_The problem_
Would you please copy out each entry exactly?

[Source records]
● ● ●
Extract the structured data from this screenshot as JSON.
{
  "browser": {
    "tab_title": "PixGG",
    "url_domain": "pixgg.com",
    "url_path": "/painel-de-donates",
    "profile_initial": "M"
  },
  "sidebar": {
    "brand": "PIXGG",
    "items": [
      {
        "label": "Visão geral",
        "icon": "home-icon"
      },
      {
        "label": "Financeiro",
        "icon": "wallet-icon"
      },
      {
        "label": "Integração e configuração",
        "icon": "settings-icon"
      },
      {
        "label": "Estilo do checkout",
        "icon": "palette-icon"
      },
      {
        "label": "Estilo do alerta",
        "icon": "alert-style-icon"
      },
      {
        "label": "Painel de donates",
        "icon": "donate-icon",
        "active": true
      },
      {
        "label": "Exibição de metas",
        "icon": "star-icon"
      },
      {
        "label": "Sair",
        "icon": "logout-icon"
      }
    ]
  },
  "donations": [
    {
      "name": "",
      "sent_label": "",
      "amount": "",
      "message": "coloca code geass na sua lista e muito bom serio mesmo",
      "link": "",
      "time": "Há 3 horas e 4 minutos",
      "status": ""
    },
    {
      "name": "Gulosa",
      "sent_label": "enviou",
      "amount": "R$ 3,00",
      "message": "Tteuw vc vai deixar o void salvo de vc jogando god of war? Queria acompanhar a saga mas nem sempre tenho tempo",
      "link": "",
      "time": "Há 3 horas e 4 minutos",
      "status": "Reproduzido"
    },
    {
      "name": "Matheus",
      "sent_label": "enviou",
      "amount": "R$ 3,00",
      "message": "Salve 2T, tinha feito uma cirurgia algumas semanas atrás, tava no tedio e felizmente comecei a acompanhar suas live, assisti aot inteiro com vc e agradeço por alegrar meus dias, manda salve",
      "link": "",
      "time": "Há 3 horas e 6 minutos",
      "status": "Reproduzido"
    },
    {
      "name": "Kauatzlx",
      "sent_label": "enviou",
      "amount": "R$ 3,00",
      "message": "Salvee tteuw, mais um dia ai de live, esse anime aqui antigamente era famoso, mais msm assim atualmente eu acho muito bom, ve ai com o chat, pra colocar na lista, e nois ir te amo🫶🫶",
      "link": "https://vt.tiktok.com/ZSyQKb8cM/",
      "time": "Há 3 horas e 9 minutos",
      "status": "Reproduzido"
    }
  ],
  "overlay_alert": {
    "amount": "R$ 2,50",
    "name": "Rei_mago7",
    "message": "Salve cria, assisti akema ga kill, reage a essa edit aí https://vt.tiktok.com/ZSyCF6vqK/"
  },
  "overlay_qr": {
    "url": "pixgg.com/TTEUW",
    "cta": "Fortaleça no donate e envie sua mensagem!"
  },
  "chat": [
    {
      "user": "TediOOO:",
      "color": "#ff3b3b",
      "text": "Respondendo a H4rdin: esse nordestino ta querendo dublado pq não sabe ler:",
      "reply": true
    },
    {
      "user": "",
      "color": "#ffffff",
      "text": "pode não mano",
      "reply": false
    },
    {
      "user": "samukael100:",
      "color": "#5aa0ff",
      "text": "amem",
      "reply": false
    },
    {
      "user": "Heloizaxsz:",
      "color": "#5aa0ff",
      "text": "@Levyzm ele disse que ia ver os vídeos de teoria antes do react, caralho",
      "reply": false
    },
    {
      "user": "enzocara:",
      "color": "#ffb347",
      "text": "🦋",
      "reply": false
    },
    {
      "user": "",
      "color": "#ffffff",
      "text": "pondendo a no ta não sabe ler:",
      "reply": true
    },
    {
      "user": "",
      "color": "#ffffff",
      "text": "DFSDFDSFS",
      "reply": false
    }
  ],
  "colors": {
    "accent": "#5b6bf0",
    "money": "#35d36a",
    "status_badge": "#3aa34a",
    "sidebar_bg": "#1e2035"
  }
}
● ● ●
_Response below_
Extract the structured data from this screenshot as JSON.
{
  "browser": {
    "tab_title": "PixGG",
    "url_domain": "pixgg.com",
    "url_path": "/painel-de-donates",
    "profile_initial": "M"
  },
  "sidebar": {
    "brand": "PIXGG",
    "items": [
      {
        "label": "Visão geral",
        "icon": "home-icon"
      },
      {
        "label": "Financeiro",
        "icon": "wallet-icon"
      },
      {
        "label": "Integração e configuração",
        "icon": "settings-icon"
      },
      {
        "label": "Estilo do checkout",
        "icon": "palette-icon"
      },
      {
        "label": "Estilo do alerta",
        "icon": "alert-style-icon"
      },
      {
        "label": "Painel de donates",
        "icon": "donate-icon",
        "active": true
      },
      {
        "label": "Exibição de metas",
        "icon": "star-icon"
      },
      {
        "label": "Sair",
        "icon": "logout-icon"
      }
    ]
  },
  "donations": [
    {
      "name": "",
      "sent_label": "",
      "amount": "",
      "message": "coloca code geass na sua lista e muito bom serio mesmo",
      "link": "",
      "time": "Há 3 horas e 4 minutos",
      "status": ""
    },
    {
      "name": "Gulosa",
      "sent_label": "enviou",
      "amount": "R$ 3,00",
      "message": "Tteuw vc vai deixar o void salvo de vc jogando god of war? Queria acompanhar a saga mas nem sempre tenho tempo",
      "link": "",
      "time": "Há 3 horas e 4 minutos",
      "status": "Reproduzido"
    },
    {
      "name": "Matheus",
      "sent_label": "enviou",
      "amount": "R$ 3,00",
      "message": "Salve 2T, tinha feito uma cirurgia algumas semanas atrás, tava no tedio e felizmente comecei a acompanhar suas live, assisti aot inteiro com vc e agradeço por alegrar meus dias, manda salve",
      "link": "",
      "time": "Há 3 horas e 6 minutos",
      "status": "Reproduzido"
    },
    {
      "name": "Kauatzlx",
      "sent_label": "enviou",
      "amount": "R$ 3,00",
      "message": "Salvee tteuw, mais um dia ai de live, esse anime aqui antigamente era famoso, mais msm assim atualmente eu acho muito bom, ve ai com o chat, pra colocar na lista, e nois ir te amo🫶🫶",
      "link": "https://vt.tiktok.com/ZSyQKb8cM/",
      "time": "Há 3 horas e 9 minutos",
      "status": "Reproduzido"
    }
  ],
  "overlay_alert": {
    "amount": "R$ 2,50",
    "name": "Rei_mago7",
    "message": "Salve cria, assisti akema ga kill, reage a essa edit aí https://vt.tiktok.com/ZSyCF6vqK/"
  },
  "overlay_qr": {
    "url": "pixgg.com/TTEUW",
    "cta": "Fortaleça no donate e envie sua mensagem!"
  },
  "chat": [
    {
      "user": "TediOOO:",
      "color": "#ff3b3b",
      "text": "Respondendo a H4rdin: esse nordestino ta querendo dublado pq não sabe ler:",
      "reply": true
    },
    {
      "user": "",
      "color": "#ffffff",
      "text": "pode não mano",
      "reply": false
    },
    {
      "user": "samukael100:",
      "color": "#5aa0ff",
      "text": "amem",
      "reply": false
    },
    {
      "user": "Heloizaxsz:",
      "color": "#5aa0ff",
      "text": "@Levyzm ele disse que ia ver os vídeos de teoria antes do react, caralho",
      "reply": false
    },
    {
      "user": "enzocara:",
      "color": "#ffb347",
      "text": "🦋",
      "reply": false
    },
    {
      "user": "",
      "color": "#ffffff",
      "text": "pondendo a no ta não sabe ler:",
      "reply": true
    },
    {
      "user": "",
      "color": "#ffffff",
      "text": "DFSDFDSFS",
      "reply": false
    }
  ],
  "colors": {
    "accent": "#5b6bf0",
    "money": "#35d36a",
    "status_badge": "#3aa34a",
    "sidebar_bg": "#1e2035"
  }
}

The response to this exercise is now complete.